  • Resist Lobbyists  Reuters's Andy Sullivan writes of the much-discussed Volcker Rule and derivatives rules, "Wall Street lobbyists have been unable to kill both proposals as Democrats ride a wave of public disgust at the industry over the damage to the economy and employment from the financial crisis of 2008. Still, the members of the committee are likely to soften their toughest proposals to retain the support of centrist lawmakers whose votes will be needed for the merged bill to clear both chambers of Congress before it is sent to Obama."
  • Make Derivative Markets Transparent  The New York Times calls derivative regulation "arguably the most important issue for big banks because real reform will crimp their huge profits from derivatives deal-making. It also is arguably the most important one for the public. The largely unregulated, multitrillion-dollar market in derivatives fed the bubble, intensified the bust and led to the bailouts. Unreformed, it will do so again. The final bill must ensure that derivatives are traded on transparent exchanges and processed through third-party clearinghouses to guarantee payment in case of default."
  • Should Banks Have to Spin Off Derivatives Business?  The Washington Post's David Cho reports, "Democratic leaders pressured Sen. Blanche Lincoln (D-Ark.) Wednesday to scale back a proposal that would force big banks to spin off their derivatives businesses, highlighting a conflict that has the potential to crack Democratic support behind the massive regulatory reform bill as it nears final passage. ... Her refusal to strike a deal is dividing liberal Democrats supporting the proposal and moderates who want it removed. The issue is expected to be in the spotlight Thursday as the House and Senate seek to reconcile their versions of the bill."

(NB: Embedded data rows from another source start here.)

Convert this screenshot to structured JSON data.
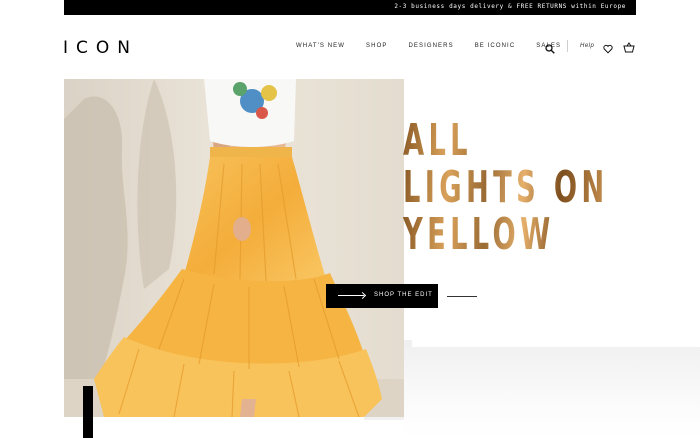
{
  "announcement": "2-3 business days delivery & FREE RETURNS within Europe",
  "brand": {
    "logo": "ICON"
  },
  "nav": {
    "items": [
      "WHAT'S NEW",
      "SHOP",
      "DESIGNERS",
      "BE ICONIC",
      "SALES"
    ],
    "help": "Help",
    "icons": [
      "search-icon",
      "heart-icon",
      "bag-icon"
    ]
  },
  "hero": {
    "headline": [
      "ALL",
      "LIGHTS ON",
      "YELLOW"
    ],
    "cta_label": "SHOP THE EDIT"
  },
  "colors": {
    "accent_gold": "#b27a2e",
    "skirt_yellow": "#f5b545",
    "wall_beige": "#e9e1d4"
  }
}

  • Close The Loopholes  Time's Mark Wilson sighs, "Congress, as part of the financial reform legislation, is working on an exemption that would allow State Street to continue creating and investing in the conduits that nearly led to its demise. ... Welcome to the wonderful world of financial reform, where rules are set and then quickly it is determined what firms get to ignore them." Wilson explains past loopholes and those in the current legislation.
  • Prevent Future Bailouts...and Bankruptcy  Reuters' Kevin Drawbaugh explains the delicate dance. "End the idea that some financial firms are 'too big to fail.' Avoid a repeat of 2008, when the Bush administration launched costly taxpayer bailouts of firms such as AIG but did not bail out Lehman Brothers. Lehman's subsequent bankruptcy froze capital markets." But at the same time, "Congress wants a middle ground between bailouts and bankruptcy. Firms would have to keep 'funeral plans' on file that describe how they could be shut down quickly."